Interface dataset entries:
══════════════════════════════
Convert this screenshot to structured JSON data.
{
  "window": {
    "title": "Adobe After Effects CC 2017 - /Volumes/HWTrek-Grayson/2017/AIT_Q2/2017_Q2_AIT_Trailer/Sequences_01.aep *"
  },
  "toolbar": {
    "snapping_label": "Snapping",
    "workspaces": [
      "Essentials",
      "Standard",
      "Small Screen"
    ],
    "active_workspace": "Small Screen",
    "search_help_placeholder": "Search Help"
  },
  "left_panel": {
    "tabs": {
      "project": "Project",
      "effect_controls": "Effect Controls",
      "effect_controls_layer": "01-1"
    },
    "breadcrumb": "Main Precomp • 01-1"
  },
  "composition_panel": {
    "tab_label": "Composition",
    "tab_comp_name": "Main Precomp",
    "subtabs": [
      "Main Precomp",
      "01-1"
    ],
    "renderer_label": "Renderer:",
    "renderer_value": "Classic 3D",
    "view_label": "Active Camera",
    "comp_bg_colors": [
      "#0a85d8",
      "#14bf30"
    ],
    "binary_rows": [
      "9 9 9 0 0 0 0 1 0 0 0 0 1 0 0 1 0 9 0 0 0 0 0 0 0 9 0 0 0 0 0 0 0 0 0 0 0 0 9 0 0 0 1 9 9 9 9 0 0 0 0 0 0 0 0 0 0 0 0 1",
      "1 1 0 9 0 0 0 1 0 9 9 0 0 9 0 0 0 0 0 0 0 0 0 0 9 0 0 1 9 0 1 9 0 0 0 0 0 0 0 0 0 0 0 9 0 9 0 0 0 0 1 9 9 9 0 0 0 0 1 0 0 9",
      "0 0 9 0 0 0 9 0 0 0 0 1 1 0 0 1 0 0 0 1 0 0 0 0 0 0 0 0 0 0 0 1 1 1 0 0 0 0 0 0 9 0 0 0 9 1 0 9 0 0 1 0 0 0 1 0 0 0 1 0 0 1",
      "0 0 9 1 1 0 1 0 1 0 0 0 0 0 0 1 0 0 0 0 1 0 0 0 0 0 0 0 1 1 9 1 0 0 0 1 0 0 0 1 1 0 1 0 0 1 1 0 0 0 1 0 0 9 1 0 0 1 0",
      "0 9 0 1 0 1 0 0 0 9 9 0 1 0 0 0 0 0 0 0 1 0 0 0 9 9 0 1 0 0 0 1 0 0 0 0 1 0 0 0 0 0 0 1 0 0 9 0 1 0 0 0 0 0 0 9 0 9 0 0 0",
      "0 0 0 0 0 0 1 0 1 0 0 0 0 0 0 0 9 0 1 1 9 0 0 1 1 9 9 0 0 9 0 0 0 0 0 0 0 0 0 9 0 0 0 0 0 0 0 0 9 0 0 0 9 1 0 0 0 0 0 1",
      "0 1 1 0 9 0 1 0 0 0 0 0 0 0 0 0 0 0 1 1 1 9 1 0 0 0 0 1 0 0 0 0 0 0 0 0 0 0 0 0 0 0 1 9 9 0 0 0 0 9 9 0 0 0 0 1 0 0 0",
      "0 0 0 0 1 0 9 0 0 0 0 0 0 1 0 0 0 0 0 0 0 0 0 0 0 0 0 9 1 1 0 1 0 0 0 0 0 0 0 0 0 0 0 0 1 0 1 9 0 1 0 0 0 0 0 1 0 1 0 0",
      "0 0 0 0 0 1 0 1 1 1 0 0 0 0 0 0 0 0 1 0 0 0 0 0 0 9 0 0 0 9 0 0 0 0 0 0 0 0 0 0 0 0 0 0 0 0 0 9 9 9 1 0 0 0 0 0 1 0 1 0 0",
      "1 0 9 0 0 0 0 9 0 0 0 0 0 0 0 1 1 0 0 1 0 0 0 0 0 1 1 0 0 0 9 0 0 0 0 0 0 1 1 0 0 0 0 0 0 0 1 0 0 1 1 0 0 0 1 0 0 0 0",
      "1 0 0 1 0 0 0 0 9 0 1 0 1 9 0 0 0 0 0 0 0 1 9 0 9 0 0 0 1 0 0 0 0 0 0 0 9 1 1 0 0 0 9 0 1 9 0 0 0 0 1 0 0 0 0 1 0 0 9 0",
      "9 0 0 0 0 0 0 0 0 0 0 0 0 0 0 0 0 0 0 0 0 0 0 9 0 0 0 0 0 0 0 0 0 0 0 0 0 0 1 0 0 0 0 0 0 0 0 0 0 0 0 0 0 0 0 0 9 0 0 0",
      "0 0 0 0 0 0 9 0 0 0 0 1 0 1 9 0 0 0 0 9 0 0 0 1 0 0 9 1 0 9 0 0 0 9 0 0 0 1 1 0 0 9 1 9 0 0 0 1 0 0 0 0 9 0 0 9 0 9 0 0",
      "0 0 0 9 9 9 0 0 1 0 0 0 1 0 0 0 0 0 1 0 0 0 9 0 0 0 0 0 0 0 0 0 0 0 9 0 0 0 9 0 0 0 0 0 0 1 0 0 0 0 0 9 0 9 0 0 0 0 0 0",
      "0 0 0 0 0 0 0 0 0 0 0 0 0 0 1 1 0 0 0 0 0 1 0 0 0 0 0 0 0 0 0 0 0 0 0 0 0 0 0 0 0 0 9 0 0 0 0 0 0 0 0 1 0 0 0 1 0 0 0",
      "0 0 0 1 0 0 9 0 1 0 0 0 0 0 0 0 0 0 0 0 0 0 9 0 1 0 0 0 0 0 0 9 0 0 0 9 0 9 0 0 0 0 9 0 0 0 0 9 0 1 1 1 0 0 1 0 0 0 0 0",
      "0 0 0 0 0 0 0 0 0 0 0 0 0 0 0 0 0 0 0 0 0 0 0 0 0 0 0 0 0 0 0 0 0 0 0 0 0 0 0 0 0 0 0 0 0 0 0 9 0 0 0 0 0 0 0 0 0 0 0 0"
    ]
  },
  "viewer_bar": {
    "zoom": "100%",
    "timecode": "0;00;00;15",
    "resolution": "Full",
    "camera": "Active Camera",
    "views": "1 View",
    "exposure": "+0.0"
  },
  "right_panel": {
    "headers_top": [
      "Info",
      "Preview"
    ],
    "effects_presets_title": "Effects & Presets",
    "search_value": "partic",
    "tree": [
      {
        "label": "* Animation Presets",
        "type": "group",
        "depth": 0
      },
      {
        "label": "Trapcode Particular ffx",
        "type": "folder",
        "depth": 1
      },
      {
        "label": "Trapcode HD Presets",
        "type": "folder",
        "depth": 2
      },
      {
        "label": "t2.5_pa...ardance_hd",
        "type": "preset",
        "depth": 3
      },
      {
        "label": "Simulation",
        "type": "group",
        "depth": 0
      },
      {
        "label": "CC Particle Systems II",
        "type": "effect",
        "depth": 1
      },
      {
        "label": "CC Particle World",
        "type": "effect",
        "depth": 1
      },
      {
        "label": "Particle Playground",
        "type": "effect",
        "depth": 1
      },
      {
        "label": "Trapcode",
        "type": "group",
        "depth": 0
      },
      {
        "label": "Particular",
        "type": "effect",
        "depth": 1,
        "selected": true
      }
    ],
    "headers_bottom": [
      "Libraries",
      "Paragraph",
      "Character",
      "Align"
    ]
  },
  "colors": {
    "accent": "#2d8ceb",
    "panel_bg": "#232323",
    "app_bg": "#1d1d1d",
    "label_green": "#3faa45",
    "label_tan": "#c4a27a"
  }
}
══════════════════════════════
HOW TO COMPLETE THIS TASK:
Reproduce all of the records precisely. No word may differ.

REPLY:
Convert this screenshot to structured JSON data.
{
  "window": {
    "title": "Adobe After Effects CC 2017 - /Volumes/HWTrek-Grayson/2017/AIT_Q2/2017_Q2_AIT_Trailer/Sequences_01.aep *"
  },
  "toolbar": {
    "snapping_label": "Snapping",
    "workspaces": [
      "Essentials",
      "Standard",
      "Small Screen"
    ],
    "active_workspace": "Small Screen",
    "search_help_placeholder": "Search Help"
  },
  "left_panel": {
    "tabs": {
      "project": "Project",
      "effect_controls": "Effect Controls",
      "effect_controls_layer": "01-1"
    },
    "breadcrumb": "Main Precomp • 01-1"
  },
  "composition_panel": {
    "tab_label": "Composition",
    "tab_comp_name": "Main Precomp",
    "subtabs": [
      "Main Precomp",
      "01-1"
    ],
    "renderer_label": "Renderer:",
    "renderer_value": "Classic 3D",
    "view_label": "Active Camera",
    "comp_bg_colors": [
      "#0a85d8",
      "#14bf30"
    ],
    "binary_rows": [
      "9 9 9 0 0 0 0 1 0 0 0 0 1 0 0 1 0 9 0 0 0 0 0 0 0 9 0 0 0 0 0 0 0 0 0 0 0 0 9 0 0 0 1 9 9 9 9 0 0 0 0 0 0 0 0 0 0 0 0 1",
      "1 1 0 9 0 0 0 1 0 9 9 0 0 9 0 0 0 0 0 0 0 0 0 0 9 0 0 1 9 0 1 9 0 0 0 0 0 0 0 0 0 0 0 9 0 9 0 0 0 0 1 9 9 9 0 0 0 0 1 0 0 9",
      "0 0 9 0 0 0 9 0 0 0 0 1 1 0 0 1 0 0 0 1 0 0 0 0 0 0 0 0 0 0 0 1 1 1 0 0 0 0 0 0 9 0 0 0 9 1 0 9 0 0 1 0 0 0 1 0 0 0 1 0 0 1",
      "0 0 9 1 1 0 1 0 1 0 0 0 0 0 0 1 0 0 0 0 1 0 0 0 0 0 0 0 1 1 9 1 0 0 0 1 0 0 0 1 1 0 1 0 0 1 1 0 0 0 1 0 0 9 1 0 0 1 0",
      "0 9 0 1 0 1 0 0 0 9 9 0 1 0 0 0 0 0 0 0 1 0 0 0 9 9 0 1 0 0 0 1 0 0 0 0 1 0 0 0 0 0 0 1 0 0 9 0 1 0 0 0 0 0 0 9 0 9 0 0 0",
      "0 0 0 0 0 0 1 0 1 0 0 0 0 0 0 0 9 0 1 1 9 0 0 1 1 9 9 0 0 9 0 0 0 0 0 0 0 0 0 9 0 0 0 0 0 0 0 0 9 0 0 0 9 1 0 0 0 0 0 1",
      "0 1 1 0 9 0 1 0 0 0 0 0 0 0 0 0 0 0 1 1 1 9 1 0 0 0 0 1 0 0 0 0 0 0 0 0 0 0 0 0 0 0 1 9 9 0 0 0 0 9 9 0 0 0 0 1 0 0 0",
      "0 0 0 0 1 0 9 0 0 0 0 0 0 1 0 0 0 0 0 0 0 0 0 0 0 0 0 9 1 1 0 1 0 0 0 0 0 0 0 0 0 0 0 0 1 0 1 9 0 1 0 0 0 0 0 1 0 1 0 0",
      "0 0 0 0 0 1 0 1 1 1 0 0 0 0 0 0 0 0 1 0 0 0 0 0 0 9 0 0 0 9 0 0 0 0 0 0 0 0 0 0 0 0 0 0 0 0 0 9 9 9 1 0 0 0 0 0 1 0 1 0 0",
      "1 0 9 0 0 0 0 9 0 0 0 0 0 0 0 1 1 0 0 1 0 0 0 0 0 1 1 0 0 0 9 0 0 0 0 0 0 1 1 0 0 0 0 0 0 0 1 0 0 1 1 0 0 0 1 0 0 0 0",
      "1 0 0 1 0 0 0 0 9 0 1 0 1 9 0 0 0 0 0 0 0 1 9 0 9 0 0 0 1 0 0 0 0 0 0 0 9 1 1 0 0 0 9 0 1 9 0 0 0 0 1 0 0 0 0 1 0 0 9 0",
      "9 0 0 0 0 0 0 0 0 0 0 0 0 0 0 0 0 0 0 0 0 0 0 9 0 0 0 0 0 0 0 0 0 0 0 0 0 0 1 0 0 0 0 0 0 0 0 0 0 0 0 0 0 0 0 0 9 0 0 0",
      "0 0 0 0 0 0 9 0 0 0 0 1 0 1 9 0 0 0 0 9 0 0 0 1 0 0 9 1 0 9 0 0 0 9 0 0 0 1 1 0 0 9 1 9 0 0 0 1 0 0 0 0 9 0 0 9 0 9 0 0",
      "0 0 0 9 9 9 0 0 1 0 0 0 1 0 0 0 0 0 1 0 0 0 9 0 0 0 0 0 0 0 0 0 0 0 9 0 0 0 9 0 0 0 0 0 0 1 0 0 0 0 0 9 0 9 0 0 0 0 0 0",
      "0 0 0 0 0 0 0 0 0 0 0 0 0 0 1 1 0 0 0 0 0 1 0 0 0 0 0 0 0 0 0 0 0 0 0 0 0 0 0 0 0 0 9 0 0 0 0 0 0 0 0 1 0 0 0 1 0 0 0",
      "0 0 0 1 0 0 9 0 1 0 0 0 0 0 0 0 0 0 0 0 0 0 9 0 1 0 0 0 0 0 0 9 0 0 0 9 0 9 0 0 0 0 9 0 0 0 0 9 0 1 1 1 0 0 1 0 0 0 0 0",
      "0 0 0 0 0 0 0 0 0 0 0 0 0 0 0 0 0 0 0 0 0 0 0 0 0 0 0 0 0 0 0 0 0 0 0 0 0 0 0 0 0 0 0 0 0 0 0 9 0 0 0 0 0 0 0 0 0 0 0 0"
    ]
  },
  "viewer_bar": {
    "zoom": "100%",
    "timecode": "0;00;00;15",
    "resolution": "Full",
    "camera": "Active Camera",
    "views": "1 View",
    "exposure": "+0.0"
  },
  "right_panel": {
    "headers_top": [
      "Info",
      "Preview"
    ],
    "effects_presets_title": "Effects & Presets",
    "search_value": "partic",
    "tree": [
      {
        "label": "* Animation Presets",
        "type": "group",
        "depth": 0
      },
      {
        "label": "Trapcode Particular ffx",
        "type": "folder",
        "depth": 1
      },
      {
        "label": "Trapcode HD Presets",
        "type": "folder",
        "depth": 2
      },
      {
        "label": "t2.5_pa...ardance_hd",
        "type": "preset",
        "depth": 3
      },
      {
        "label": "Simulation",
        "type": "group",
        "depth": 0
      },
      {
        "label": "CC Particle Systems II",
        "type": "effect",
        "depth": 1
      },
      {
        "label": "CC Particle World",
        "type": "effect",
        "depth": 1
      },
      {
        "label": "Particle Playground",
        "type": "effect",
        "depth": 1
      },
      {
        "label": "Trapcode",
        "type": "group",
        "depth": 0
      },
      {
        "label": "Particular",
        "type": "effect",
        "depth": 1,
        "selected": true
      }
    ],
    "headers_bottom": [
      "Libraries",
      "Paragraph",
      "Character",
      "Align"
    ]
  },
  "colors": {
    "accent": "#2d8ceb",
    "panel_bg": "#232323",
    "app_bg": "#1d1d1d",
    "label_green": "#3faa45",
    "label_tan": "#c4a27a"
  }
}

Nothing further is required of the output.